The Quran is probably the least authentic document in Islam as evidenced from the state of confusion and disagreements that prevailed amongst early Muslims. The early Muslims disagreed on what constituted part of the Quran and what didn’t. Ibn Massoud’s copy of the Quran included two chapters less than Uthman’s copy, because he did not believe the last two chapters were actually Quranic chapters. Others reported that Surat Tauba (Chapter Nine, which contains 129 verses) used to be as long as Surat Bakara (Chapter Two, which contains 286 verses) before the verses went missing . Abdullah Ibn Umar reportedly said, 'Let none of you say, "I have got the whole of the Qur'an." How does he know what all of it is? Much of the Quran has gone’. Let him say instead, I have got what has survived (6). The enormous amounts of repetitions and contradictions could be an indication of some degree of duplication and manipulation of the original text.

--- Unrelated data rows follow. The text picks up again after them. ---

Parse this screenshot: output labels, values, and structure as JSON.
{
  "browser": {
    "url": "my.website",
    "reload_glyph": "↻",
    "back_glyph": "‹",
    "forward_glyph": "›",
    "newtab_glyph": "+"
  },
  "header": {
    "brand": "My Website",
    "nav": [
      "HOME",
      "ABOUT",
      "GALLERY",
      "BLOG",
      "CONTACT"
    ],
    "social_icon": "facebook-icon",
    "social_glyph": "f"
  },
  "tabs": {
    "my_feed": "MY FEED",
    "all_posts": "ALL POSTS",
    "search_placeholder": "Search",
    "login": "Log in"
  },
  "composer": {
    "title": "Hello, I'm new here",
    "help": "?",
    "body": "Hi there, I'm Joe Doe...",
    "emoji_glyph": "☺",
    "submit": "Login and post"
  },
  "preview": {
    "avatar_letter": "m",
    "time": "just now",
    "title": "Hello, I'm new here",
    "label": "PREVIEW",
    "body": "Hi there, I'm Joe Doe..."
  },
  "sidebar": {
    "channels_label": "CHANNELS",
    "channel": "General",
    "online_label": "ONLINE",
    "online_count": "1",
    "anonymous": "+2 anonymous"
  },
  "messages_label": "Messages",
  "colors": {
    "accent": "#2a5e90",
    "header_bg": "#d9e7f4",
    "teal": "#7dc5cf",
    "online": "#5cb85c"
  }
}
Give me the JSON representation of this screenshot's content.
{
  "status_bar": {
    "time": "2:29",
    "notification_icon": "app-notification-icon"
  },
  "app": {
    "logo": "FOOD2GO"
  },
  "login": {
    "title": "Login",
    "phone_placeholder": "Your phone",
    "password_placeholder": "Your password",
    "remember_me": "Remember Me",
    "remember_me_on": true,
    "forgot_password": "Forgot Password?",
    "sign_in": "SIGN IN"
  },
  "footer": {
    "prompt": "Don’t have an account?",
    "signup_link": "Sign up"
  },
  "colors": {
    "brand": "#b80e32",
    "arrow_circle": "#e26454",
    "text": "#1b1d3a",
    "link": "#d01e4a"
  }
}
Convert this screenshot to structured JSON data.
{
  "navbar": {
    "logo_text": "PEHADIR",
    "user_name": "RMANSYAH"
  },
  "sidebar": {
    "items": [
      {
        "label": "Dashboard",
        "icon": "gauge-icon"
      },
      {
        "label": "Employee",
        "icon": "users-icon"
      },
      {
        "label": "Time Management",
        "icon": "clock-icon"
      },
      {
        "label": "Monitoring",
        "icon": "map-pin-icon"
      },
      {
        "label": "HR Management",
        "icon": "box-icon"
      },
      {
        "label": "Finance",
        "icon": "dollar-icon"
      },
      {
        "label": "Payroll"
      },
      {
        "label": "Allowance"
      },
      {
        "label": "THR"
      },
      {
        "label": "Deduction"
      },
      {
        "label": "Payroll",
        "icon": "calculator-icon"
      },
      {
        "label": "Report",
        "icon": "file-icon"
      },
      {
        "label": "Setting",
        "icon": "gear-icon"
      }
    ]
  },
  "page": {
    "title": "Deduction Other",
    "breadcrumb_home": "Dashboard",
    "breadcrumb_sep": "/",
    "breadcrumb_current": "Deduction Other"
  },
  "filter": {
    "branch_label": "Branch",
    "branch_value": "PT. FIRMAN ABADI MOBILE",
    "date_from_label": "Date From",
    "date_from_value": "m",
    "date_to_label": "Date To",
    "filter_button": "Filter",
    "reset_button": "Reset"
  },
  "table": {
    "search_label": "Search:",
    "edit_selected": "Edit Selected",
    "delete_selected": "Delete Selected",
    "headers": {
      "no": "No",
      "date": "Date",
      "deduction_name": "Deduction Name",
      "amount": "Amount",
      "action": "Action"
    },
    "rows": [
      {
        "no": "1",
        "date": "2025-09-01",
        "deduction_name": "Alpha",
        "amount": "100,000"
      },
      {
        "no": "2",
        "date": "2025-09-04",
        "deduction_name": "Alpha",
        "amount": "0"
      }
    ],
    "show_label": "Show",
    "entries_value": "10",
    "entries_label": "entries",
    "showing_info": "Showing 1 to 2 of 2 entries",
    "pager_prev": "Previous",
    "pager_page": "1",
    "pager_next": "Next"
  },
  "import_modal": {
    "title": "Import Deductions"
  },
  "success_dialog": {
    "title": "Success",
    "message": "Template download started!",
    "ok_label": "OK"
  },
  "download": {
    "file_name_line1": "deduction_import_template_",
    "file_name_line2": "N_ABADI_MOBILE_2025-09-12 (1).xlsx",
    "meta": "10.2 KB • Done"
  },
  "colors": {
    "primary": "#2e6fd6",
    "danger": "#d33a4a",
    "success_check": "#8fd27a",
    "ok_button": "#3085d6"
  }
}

According to the existing Quran, the penalty for adultery is only described in verses Q. 24:2 (flogging hundred lashes) and Q4: 15 (house detention), and nowhere in the Quran is stoning mentioned. However, Muslims agreed for fourteen hundreds years that the penalty of adultery is stoning to death, because the verse, which abrogated the above two verses, was there and remains effective in its orders, hukman, even though its words were cancelled, kawlan. We can add this logic to the pile of other bizarre justifications, used by Muslims, to understand the Quran. However, we have the right to ask: why Allah keeps in the Quran the obsolete verses and omits the valid ones?
1. Ali Dashti, 23 years, a study of prophetic career of Mohammed. 2. Al Itqan fi ulum al Qur'an - Al Suyuti. ‘Arabic’ 3. Ibn Maja,1944, Musnad Ahmed 25784 ‘Arabic’ 4. Al Masahif- Sajistani ‘Arabic’ 6. Abu Bakr al Suyuti, "al Itqan fi `ulum al Qur'an", 1935/1354, pt 2, p. 25) ‘Arabic’
1. Ali Dashti, 23 years, a study of prophetic career of Mohammed.
2. Al Itqan fi ulum al Qur'an - Al Suyuti. ‘Arabic’
3. Ibn Maja,1944, Musnad Ahmed 25784 ‘Arabic’
4. Al Masahif- Sajistani ‘Arabic’
6. Abu Bakr al Suyuti, "al Itqan fi `ulum al Qur'an", 1935/1354, pt 2, p. 25) ‘Arabic’